## Task brief:
The job is to find each line in the entries holding the string "说唱新世代" and copy that line.

=== Data for this exercise ===

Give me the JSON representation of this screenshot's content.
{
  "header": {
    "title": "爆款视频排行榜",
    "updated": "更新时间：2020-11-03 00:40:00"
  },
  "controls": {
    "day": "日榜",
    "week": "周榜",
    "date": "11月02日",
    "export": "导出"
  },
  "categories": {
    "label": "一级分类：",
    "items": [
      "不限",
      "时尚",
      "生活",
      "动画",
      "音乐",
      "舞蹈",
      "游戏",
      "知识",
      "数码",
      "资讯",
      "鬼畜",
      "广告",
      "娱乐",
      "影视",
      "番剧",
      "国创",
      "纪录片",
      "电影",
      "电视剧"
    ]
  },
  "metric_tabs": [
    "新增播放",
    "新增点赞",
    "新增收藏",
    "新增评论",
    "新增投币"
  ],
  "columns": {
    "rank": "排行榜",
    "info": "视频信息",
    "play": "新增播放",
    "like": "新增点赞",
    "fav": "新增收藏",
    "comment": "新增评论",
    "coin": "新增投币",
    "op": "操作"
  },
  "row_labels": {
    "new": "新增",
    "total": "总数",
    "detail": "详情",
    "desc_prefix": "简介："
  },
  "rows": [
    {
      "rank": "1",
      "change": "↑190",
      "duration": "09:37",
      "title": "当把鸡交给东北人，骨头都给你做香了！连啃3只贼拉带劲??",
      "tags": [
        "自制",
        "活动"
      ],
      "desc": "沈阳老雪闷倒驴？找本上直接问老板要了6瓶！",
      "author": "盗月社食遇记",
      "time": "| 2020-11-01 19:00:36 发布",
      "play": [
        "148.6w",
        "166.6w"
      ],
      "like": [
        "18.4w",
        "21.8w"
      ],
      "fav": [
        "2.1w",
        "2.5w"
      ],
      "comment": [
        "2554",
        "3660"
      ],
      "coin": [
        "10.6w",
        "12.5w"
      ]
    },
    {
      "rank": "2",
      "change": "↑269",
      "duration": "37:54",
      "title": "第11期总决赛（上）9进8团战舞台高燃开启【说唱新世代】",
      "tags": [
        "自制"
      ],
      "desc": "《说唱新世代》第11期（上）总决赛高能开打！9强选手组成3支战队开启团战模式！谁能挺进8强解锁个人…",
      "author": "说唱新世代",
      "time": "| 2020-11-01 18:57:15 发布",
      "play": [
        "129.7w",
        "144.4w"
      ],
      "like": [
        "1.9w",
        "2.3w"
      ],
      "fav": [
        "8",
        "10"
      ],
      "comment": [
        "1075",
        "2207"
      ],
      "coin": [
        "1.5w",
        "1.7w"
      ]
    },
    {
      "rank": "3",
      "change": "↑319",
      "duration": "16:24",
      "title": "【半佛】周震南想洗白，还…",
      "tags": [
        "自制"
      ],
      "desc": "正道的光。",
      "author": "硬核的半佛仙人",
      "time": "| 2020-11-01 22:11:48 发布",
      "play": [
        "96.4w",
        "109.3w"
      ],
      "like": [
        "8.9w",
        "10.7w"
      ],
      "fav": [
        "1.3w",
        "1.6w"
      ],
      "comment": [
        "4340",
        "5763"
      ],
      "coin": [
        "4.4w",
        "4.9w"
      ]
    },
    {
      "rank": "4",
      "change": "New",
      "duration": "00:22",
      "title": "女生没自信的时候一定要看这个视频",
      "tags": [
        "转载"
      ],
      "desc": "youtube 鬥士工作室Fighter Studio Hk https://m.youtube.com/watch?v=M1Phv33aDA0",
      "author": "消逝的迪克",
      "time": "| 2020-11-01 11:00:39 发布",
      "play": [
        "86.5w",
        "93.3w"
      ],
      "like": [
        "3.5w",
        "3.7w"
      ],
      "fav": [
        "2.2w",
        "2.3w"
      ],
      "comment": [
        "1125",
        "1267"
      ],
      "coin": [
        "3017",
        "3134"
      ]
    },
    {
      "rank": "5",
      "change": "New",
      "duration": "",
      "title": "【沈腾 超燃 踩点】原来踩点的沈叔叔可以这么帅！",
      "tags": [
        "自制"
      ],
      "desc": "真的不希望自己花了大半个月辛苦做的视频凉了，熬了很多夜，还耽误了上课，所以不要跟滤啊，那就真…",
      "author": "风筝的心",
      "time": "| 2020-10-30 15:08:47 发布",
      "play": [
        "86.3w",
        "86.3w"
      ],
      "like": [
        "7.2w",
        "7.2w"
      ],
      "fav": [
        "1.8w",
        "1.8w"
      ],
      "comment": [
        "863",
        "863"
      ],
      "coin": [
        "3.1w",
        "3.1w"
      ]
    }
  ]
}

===

## Result:
      "title": "第11期总决赛（上）9进8团战舞台高燃开启【说唱新世代】",
      "desc": "《说唱新世代》第11期（上）总决赛高能开打！9强选手组成3支战队开启团战模式！谁能挺进8强解锁个人…",
      "author": "说唱新世代",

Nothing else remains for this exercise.